Secondly, and perhaps the most important to us as Christians, the Magi’s trip to pay homage to the baby in a manger represents the gift that God sent to all of the world through Israel, a gift not just for the Jews, but for all man. The gospel message that Jesus brought with him at his birth, the message of hope and of salvation, the message of love that would save us from our sin, was meant for gentiles as well as Jews. This became evident when Peter brought the gospel to Cornelius, the Roman centurion, and his family in Acts chapter 10. That was followed by the conversion and subsequent ministry of Paul throughout his three missionary journeys establishing the gentile churches all across the Mediterranean. The Magi, who came bearing gifts to honor a savior, signaled the beginning of a salvation meant not just for the Jews, but for everyone.
Finally, the birth of Jesus overjoyed these gentile men. In verse 2 of the chapter 2 of Matthew, the Magi were genuinely excited about the prospect of seeing the Messiah. Unlike the chief priests (which were Pharisees) and of course, Herod, these Magi went around asking everybody where the baby was so that they may worship Him. How important is it that these Magi, these gentiles were so enamored by Christ? Two separate incidents point to the answer. First the gifts that were brought to Jesus, the gold, frankincense, and myrrh, were fit for a king and for gentiles to present such tribute was not only unheard of, but was also prophetic in nature (check out what Psalms 72:10-11 says). The other incident that occurred was the direct disobedience of the local ruler. Herod had requested the Magi return to him and inform him of the location of the Christ child (Herod of course wanted to eliminate the competition). The Magi, after being warned in a dream, completely ignored the request of Herod and went home by a different route. The utter joy, excitement, and exhilaration of being in the presence of God was far more impressionable than the risk of making a local Roman official angry.
The Magi, the Persians, the gentiles that came to worship a baby, to worship a king, adds yet another piece of the work that God created when He sent His son to do a mighty work. We will continue to examine these outer pieces of the puzzle that ultimately points to the center piece of our faith, the Lord Jesus Christ.

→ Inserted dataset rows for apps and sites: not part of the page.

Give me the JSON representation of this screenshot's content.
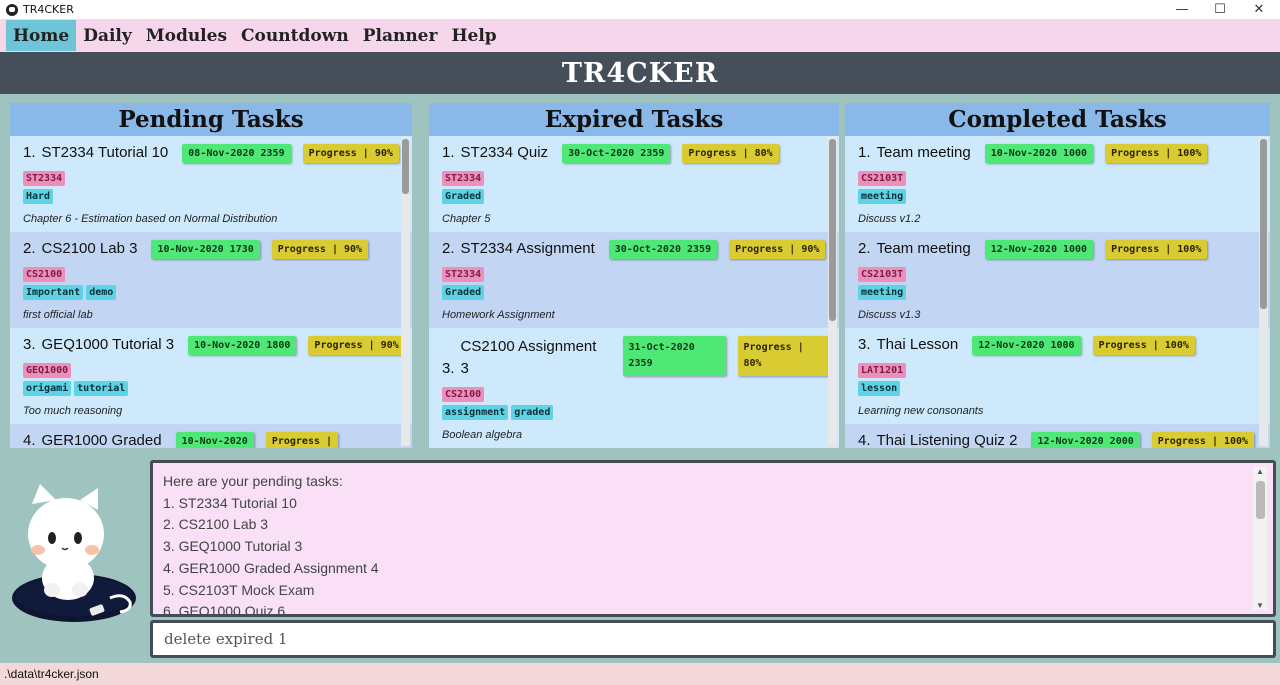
{
  "window": {
    "title": "TR4CKER",
    "minimize": "—",
    "maximize": "☐",
    "close": "✕"
  },
  "menu": [
    {
      "label": "Home",
      "active": true
    },
    {
      "label": "Daily"
    },
    {
      "label": "Modules"
    },
    {
      "label": "Countdown"
    },
    {
      "label": "Planner"
    },
    {
      "label": "Help"
    }
  ],
  "header": {
    "title": "TR4CKER"
  },
  "panels": [
    {
      "title": "Pending Tasks",
      "tasks": [
        {
          "num": "1.",
          "name": "ST2334 Tutorial 10",
          "due": "08-Nov-2020 2359",
          "progress": "Progress | 90%",
          "module": "ST2334",
          "tags": [
            "Hard"
          ],
          "desc": "Chapter 6 - Estimation based on Normal Distribution"
        },
        {
          "num": "2.",
          "name": "CS2100 Lab 3",
          "due": "10-Nov-2020 1730",
          "progress": "Progress | 90%",
          "module": "CS2100",
          "tags": [
            "Important",
            "demo"
          ],
          "desc": "first official lab"
        },
        {
          "num": "3.",
          "name": "GEQ1000 Tutorial 3",
          "due": "10-Nov-2020 1800",
          "progress": "Progress | 90%",
          "module": "GEQ1000",
          "tags": [
            "origami",
            "tutorial"
          ],
          "desc": "Too much reasoning"
        },
        {
          "num": "4.",
          "name": "GER1000 Graded",
          "due": "10-Nov-2020",
          "progress": "Progress |",
          "module": "",
          "tags": [],
          "desc": ""
        }
      ]
    },
    {
      "title": "Expired Tasks",
      "tasks": [
        {
          "num": "1.",
          "name": "ST2334 Quiz",
          "due": "30-Oct-2020 2359",
          "progress": "Progress | 80%",
          "module": "ST2334",
          "tags": [
            "Graded"
          ],
          "desc": "Chapter 5"
        },
        {
          "num": "2.",
          "name": "ST2334 Assignment",
          "due": "30-Oct-2020 2359",
          "progress": "Progress | 90%",
          "module": "ST2334",
          "tags": [
            "Graded"
          ],
          "desc": "Homework Assignment"
        },
        {
          "num": "3.",
          "name": "CS2100 Assignment 3",
          "due": "31-Oct-2020 2359",
          "progress": "Progress | 80%",
          "module": "CS2100",
          "tags": [
            "assignment",
            "graded"
          ],
          "desc": "Boolean algebra"
        }
      ]
    },
    {
      "title": "Completed Tasks",
      "tasks": [
        {
          "num": "1.",
          "name": "Team meeting",
          "due": "10-Nov-2020 1000",
          "progress": "Progress | 100%",
          "module": "CS2103T",
          "tags": [
            "meeting"
          ],
          "desc": "Discuss v1.2"
        },
        {
          "num": "2.",
          "name": "Team meeting",
          "due": "12-Nov-2020 1000",
          "progress": "Progress | 100%",
          "module": "CS2103T",
          "tags": [
            "meeting"
          ],
          "desc": "Discuss v1.3"
        },
        {
          "num": "3.",
          "name": "Thai Lesson",
          "due": "12-Nov-2020 1000",
          "progress": "Progress | 100%",
          "module": "LAT1201",
          "tags": [
            "lesson"
          ],
          "desc": "Learning new consonants"
        },
        {
          "num": "4.",
          "name": "Thai Listening Quiz 2",
          "due": "12-Nov-2020 2000",
          "progress": "Progress | 100%",
          "module": "",
          "tags": [],
          "desc": ""
        }
      ]
    }
  ],
  "result": {
    "lines": [
      "Here are your pending tasks:",
      "1. ST2334 Tutorial 10",
      "2. CS2100 Lab 3",
      "3. GEQ1000 Tutorial 3",
      "4. GER1000 Graded Assignment 4",
      "5. CS2103T Mock Exam",
      "6. GEQ1000 Quiz 6"
    ]
  },
  "command": {
    "value": "delete expired 1"
  },
  "status": {
    "path": ".\\data\\tr4cker.json"
  },
  "mascot": {
    "icon": "cat-mascot-icon"
  }
}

In Christ Alone,
Rev. Bro. Coach
*Research information credit: Holman New Testament Commentary by Stuart K. Weber*